Theranos founder Elizabeth Holmes was found guilty of defrauding investors 10 months ago.
Her company was once valued at $9bn (£7.5bn). It’s now a byword for corporate fraud.
Holmes, 38, claimed the start-up could diagnose hundreds of diseases with just a few drops of blood. That wasn’t true.
In January a jury concluded she had deliberately misled investors. She was convicted of four counts of wire fraud – with a maximum sentence of 20 years.
However, it has taken an eternity to get this point – sentencing.
Her legal team is arguing for 18 months of house arrest.
The prosecution wants her to serve 15 years in prison and to pay back the best part of a billion dollars to investors.
The judge has a big decision to make. Silicon Valley executives will be watching with interest. Founders rarely end up getting convicted of fraud.
What happens to Holmes will be seen as a test case. Does corporate fraud in Silicon Valley end up with a slap on the wrist? Or does it mean serious jail time?
We are about to find out.
Elizabeth Holmes’ long wait for a verdict is unusual. In part it’s because her former business partner, and lover, Sunny Balwani, was tried after her.
The trial was separated after Holmes claimed Balwani had been controlling – and even accused him of sexual assault. Balwani has vehemently denied the accusations.
In the summer, Balwani was also found guilty of fraud. The judge will hand out his punishment in December.
Holmes’ sentencing was supposed to happen last month.
However, in a bizarre twist the defence team claimed a key witness – former Theranos lab director Adam Rosendorff – had visited Holmes’ partner Billie Evans.
Mr Evans claimed an apparently repentant Rosendorff had said that prosecutors had “tried to make everyone look bad” and felt “he had done something wrong”.
But when questioned in a hastily put-together hearing, Mr Rosendorff told the judge he stood by his original testimony.
A new date for sentencing was given – 18 November.
Since her conviction, the last months appear to have been filled with family fun – with Holmes embracing her freedom.
Pictures supplied to the court by Mr Evans show trips skiing and to the Grand Canyon. Baby baths and pyjama days.
Dozens of letters have been submitted vouching for Holmes’ character.
Among them is one from Cory Booker, a US Senator for New Jersey, who wrote to the judge.
The Democrat said they’d bonded over vegan food at a dinner six years before she was charged with fraud, and they had remained friends. He appealed for clemency.
The defence has even submitted a school Q&A – in which a young Holmes says she always tries “to do right”.
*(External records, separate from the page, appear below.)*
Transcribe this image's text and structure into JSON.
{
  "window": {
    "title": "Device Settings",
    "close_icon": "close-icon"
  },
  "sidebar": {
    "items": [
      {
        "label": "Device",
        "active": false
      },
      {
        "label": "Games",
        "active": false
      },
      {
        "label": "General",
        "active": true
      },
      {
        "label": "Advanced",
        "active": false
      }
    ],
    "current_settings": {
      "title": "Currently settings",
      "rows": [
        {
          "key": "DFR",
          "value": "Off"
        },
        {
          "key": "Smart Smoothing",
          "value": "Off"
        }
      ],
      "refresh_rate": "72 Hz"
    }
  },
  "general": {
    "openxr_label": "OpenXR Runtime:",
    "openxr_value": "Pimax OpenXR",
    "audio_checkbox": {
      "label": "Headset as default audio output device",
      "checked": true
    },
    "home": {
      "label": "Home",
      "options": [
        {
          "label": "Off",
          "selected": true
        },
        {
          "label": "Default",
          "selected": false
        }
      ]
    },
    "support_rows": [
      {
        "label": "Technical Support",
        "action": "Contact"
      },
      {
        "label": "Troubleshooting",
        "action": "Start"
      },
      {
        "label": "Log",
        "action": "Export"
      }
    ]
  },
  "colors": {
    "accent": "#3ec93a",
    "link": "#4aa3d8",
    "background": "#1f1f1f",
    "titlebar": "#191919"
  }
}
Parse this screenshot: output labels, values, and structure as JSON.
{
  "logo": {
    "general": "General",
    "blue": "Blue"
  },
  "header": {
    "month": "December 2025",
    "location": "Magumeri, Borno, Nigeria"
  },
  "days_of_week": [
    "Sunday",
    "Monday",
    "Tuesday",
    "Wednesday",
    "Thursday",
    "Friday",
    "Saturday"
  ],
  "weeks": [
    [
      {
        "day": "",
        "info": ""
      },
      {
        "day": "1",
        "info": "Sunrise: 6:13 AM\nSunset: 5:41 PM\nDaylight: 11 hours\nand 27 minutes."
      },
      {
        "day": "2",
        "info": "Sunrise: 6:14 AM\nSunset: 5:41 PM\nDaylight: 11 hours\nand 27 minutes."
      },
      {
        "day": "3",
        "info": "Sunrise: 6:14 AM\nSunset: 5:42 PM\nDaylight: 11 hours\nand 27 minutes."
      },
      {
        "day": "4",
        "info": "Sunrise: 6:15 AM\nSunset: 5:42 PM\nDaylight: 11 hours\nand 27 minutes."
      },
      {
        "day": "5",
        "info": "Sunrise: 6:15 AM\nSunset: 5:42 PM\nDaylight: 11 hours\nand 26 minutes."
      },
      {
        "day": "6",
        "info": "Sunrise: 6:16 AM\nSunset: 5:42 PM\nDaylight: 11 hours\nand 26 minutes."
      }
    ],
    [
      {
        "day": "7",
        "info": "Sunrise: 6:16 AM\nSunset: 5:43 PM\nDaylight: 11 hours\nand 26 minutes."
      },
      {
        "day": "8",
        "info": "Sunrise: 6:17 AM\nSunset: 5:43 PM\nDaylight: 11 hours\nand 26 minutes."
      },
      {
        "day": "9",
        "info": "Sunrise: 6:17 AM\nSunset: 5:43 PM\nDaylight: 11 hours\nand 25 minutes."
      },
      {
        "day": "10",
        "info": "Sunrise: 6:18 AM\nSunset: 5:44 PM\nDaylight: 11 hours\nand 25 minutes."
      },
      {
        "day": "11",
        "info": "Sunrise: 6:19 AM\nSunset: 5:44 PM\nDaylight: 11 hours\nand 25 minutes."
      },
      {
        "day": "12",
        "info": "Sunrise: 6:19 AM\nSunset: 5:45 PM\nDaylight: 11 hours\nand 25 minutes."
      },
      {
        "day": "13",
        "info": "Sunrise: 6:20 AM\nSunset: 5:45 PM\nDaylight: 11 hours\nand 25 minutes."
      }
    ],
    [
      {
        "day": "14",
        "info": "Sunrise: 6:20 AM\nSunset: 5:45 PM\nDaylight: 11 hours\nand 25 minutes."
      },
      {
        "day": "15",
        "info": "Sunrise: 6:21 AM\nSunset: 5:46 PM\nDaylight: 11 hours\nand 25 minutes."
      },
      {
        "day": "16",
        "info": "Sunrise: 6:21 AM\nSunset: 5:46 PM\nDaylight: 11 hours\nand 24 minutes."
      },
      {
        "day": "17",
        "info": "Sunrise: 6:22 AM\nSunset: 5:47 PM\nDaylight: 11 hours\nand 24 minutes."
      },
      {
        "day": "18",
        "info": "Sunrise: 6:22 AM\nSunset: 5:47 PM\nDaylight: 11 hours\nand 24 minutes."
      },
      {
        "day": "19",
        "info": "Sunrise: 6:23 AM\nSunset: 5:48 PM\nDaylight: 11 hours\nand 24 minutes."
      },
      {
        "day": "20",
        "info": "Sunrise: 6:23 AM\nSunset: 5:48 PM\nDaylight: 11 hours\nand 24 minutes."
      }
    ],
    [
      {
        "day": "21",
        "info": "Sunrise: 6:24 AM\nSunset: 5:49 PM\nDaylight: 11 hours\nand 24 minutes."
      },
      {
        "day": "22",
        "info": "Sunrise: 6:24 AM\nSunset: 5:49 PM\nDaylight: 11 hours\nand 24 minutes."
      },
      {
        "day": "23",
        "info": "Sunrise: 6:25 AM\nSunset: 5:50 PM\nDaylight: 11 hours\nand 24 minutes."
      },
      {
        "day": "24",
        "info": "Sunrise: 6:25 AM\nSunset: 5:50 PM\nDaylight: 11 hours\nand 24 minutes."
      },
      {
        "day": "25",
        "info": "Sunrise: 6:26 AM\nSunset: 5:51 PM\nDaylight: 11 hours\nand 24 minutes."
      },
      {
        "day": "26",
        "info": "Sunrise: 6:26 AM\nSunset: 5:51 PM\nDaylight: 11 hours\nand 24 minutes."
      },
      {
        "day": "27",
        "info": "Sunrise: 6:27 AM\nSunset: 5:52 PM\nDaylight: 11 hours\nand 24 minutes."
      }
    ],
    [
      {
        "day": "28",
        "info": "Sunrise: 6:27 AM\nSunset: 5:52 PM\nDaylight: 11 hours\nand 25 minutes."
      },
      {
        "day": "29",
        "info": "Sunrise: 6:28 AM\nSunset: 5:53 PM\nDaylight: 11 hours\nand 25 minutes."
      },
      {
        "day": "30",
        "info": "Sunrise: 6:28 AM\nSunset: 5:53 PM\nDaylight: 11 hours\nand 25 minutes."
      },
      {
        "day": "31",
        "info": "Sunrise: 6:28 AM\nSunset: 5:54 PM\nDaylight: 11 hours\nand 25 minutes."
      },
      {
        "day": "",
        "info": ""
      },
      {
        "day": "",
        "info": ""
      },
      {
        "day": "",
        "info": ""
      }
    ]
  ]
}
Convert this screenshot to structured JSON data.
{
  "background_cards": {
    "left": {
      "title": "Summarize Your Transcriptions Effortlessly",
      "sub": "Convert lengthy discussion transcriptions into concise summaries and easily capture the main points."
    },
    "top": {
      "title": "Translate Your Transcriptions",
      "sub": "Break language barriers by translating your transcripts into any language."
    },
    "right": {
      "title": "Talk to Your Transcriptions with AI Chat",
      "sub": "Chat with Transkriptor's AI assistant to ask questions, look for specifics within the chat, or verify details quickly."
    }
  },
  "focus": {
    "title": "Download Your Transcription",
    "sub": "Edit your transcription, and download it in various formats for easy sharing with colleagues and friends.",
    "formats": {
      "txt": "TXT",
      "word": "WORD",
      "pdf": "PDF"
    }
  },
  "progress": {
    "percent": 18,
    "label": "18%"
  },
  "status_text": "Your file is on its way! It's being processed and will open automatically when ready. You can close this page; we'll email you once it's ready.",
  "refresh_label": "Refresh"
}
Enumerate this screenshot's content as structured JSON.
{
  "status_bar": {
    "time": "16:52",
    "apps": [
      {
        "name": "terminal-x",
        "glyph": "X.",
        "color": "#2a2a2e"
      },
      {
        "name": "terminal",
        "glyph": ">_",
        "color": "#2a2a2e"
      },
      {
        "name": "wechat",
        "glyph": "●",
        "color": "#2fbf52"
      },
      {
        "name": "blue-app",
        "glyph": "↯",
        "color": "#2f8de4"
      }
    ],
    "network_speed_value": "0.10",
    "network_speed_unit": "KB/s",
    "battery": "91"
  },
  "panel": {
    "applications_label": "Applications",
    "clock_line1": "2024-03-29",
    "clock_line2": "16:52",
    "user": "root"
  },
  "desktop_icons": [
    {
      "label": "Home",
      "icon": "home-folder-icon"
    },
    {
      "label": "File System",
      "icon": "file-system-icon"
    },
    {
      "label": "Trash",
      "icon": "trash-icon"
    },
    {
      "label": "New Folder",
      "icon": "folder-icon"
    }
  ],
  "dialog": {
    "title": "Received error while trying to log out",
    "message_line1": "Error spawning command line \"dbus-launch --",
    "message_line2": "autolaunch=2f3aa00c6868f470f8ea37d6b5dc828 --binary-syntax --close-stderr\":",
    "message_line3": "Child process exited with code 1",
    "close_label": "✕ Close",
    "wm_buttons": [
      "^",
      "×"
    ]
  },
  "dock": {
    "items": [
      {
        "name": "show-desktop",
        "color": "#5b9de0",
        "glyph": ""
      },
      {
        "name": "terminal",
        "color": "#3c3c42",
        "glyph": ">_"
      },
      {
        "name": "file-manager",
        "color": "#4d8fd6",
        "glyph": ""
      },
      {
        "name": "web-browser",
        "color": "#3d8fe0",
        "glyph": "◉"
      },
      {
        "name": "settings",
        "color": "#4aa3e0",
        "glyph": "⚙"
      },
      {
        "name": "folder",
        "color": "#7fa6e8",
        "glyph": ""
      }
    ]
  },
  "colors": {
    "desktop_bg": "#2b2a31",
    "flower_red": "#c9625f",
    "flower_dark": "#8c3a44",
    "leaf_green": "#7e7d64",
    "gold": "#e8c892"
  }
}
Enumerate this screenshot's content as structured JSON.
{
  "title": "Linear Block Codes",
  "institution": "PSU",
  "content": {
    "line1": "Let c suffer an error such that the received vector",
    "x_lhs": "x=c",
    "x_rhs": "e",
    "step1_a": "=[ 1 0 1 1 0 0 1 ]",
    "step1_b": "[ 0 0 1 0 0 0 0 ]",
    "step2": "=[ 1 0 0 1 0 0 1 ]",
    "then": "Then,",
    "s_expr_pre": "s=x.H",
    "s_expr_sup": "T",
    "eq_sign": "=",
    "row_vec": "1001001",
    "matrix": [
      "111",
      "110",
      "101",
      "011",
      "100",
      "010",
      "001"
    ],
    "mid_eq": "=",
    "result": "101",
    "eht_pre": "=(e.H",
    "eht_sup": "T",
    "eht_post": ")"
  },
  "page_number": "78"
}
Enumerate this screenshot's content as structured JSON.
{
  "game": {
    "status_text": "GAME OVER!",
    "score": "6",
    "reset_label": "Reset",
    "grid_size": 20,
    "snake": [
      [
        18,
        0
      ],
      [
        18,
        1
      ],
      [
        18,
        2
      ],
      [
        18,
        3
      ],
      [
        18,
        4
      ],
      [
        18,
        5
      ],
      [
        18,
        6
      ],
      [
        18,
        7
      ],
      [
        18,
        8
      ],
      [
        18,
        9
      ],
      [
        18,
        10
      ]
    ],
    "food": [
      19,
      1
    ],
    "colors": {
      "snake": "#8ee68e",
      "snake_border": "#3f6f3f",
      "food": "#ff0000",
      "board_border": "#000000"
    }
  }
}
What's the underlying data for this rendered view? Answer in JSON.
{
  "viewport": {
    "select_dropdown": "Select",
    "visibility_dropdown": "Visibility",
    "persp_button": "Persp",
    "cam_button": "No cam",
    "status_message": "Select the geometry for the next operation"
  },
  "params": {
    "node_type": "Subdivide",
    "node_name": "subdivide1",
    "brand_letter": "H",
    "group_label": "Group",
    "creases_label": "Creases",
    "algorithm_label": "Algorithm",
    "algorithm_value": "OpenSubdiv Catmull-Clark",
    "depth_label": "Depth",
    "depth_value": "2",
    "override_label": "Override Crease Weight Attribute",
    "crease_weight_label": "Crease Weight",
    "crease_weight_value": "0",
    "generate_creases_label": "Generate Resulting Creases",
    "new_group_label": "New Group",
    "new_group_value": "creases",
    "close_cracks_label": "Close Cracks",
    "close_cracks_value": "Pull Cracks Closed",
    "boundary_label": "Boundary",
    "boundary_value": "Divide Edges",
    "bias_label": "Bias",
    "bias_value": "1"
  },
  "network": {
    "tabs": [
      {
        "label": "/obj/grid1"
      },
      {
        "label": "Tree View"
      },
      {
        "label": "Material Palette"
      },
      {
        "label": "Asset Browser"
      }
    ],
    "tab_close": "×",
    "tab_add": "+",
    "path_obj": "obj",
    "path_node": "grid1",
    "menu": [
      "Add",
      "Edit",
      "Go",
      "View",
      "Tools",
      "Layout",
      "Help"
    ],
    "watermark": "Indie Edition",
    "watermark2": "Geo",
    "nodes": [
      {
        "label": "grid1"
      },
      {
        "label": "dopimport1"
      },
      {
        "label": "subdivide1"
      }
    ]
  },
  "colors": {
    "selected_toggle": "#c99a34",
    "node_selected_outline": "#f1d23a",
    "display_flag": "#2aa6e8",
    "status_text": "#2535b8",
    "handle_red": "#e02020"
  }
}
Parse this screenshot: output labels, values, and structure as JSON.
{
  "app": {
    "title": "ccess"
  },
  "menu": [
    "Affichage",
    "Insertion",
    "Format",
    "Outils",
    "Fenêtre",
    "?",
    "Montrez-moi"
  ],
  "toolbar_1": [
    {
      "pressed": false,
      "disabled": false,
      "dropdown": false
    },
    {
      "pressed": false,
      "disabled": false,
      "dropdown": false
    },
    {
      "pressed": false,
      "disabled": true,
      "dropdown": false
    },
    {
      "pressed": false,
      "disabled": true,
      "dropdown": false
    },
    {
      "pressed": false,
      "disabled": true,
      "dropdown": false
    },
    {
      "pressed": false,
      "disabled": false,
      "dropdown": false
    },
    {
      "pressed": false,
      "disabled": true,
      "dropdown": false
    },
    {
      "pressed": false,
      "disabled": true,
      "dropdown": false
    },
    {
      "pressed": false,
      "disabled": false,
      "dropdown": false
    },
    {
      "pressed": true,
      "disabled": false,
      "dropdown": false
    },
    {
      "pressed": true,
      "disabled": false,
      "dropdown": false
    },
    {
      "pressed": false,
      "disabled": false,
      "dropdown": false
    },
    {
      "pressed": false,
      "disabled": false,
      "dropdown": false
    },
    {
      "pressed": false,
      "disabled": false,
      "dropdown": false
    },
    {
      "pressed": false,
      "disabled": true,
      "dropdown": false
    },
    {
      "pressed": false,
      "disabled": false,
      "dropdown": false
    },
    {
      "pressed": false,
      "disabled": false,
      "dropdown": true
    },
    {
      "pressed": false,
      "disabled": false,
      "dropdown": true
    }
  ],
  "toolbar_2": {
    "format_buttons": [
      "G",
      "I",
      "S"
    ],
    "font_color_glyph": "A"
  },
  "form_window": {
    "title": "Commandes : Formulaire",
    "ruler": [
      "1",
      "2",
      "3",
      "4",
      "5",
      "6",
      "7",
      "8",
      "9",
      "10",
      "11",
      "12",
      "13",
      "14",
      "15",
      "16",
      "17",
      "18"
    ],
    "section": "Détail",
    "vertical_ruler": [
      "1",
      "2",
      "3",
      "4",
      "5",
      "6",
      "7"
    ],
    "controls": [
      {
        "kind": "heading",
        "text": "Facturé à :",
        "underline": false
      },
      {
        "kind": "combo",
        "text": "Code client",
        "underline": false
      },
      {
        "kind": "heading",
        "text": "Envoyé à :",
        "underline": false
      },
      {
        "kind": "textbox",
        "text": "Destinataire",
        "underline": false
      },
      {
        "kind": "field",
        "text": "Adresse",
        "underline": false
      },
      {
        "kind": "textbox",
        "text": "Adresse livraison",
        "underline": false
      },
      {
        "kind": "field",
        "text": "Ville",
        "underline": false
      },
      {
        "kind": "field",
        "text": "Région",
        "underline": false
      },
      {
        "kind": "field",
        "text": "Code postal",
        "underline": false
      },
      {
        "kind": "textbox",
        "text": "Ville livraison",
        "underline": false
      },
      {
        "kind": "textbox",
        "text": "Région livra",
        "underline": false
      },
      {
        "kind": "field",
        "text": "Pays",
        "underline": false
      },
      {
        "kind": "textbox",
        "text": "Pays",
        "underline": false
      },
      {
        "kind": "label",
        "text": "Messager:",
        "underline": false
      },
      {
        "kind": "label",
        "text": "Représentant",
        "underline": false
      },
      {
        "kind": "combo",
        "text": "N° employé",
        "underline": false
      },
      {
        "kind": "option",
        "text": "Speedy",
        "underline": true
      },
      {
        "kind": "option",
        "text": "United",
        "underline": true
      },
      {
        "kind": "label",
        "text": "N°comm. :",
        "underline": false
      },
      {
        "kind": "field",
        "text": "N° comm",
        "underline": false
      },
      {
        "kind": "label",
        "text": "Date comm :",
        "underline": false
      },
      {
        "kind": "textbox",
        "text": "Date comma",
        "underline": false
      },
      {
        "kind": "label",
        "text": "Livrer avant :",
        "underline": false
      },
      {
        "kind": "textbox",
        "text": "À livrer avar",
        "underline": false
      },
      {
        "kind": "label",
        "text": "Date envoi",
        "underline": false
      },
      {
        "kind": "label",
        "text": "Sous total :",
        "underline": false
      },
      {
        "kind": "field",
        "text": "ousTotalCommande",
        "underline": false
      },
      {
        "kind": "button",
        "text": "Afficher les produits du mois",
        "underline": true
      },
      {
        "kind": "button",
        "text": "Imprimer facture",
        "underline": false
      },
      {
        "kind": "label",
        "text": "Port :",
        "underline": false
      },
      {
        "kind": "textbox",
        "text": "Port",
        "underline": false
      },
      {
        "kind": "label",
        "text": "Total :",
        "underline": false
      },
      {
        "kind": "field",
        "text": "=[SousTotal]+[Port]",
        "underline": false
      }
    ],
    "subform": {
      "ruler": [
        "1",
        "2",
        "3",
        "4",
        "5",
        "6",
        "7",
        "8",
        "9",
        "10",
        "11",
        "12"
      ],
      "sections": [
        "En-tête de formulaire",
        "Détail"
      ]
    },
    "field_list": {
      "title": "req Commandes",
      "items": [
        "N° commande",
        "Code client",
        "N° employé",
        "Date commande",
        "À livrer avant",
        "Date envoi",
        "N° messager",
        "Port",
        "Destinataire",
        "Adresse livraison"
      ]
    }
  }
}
It’s a theme her legal team comes back to time and time again, that she was trying to help people, that her intentions were good.
The prosecution, though, is calling for a tough sentence for “one of the most substantial white collar offenses Silicon Valley or any other District has seen”.
They say the idea that Holmes has been unfairly victimised is plain wrong.
The prosecution is also asking Holmes to pay $803m in restitution to investors.
“She preyed on hopes of her investors”, Assistant US Attorney Robert Leach said.
One investor was Eileen Lepera. A Silicon Valley secretary, she says her boss told her to invest in Theranos, tipping it as the next Apple. She put a chunk of her life savings in, only to lose everything.
“I think she should do some prison time,” she says.
“A normal person just doesn’t do that to another person. When they know that [fraud] is happening, they stop immediately.”
Sentencing starts at 18:00 GMT.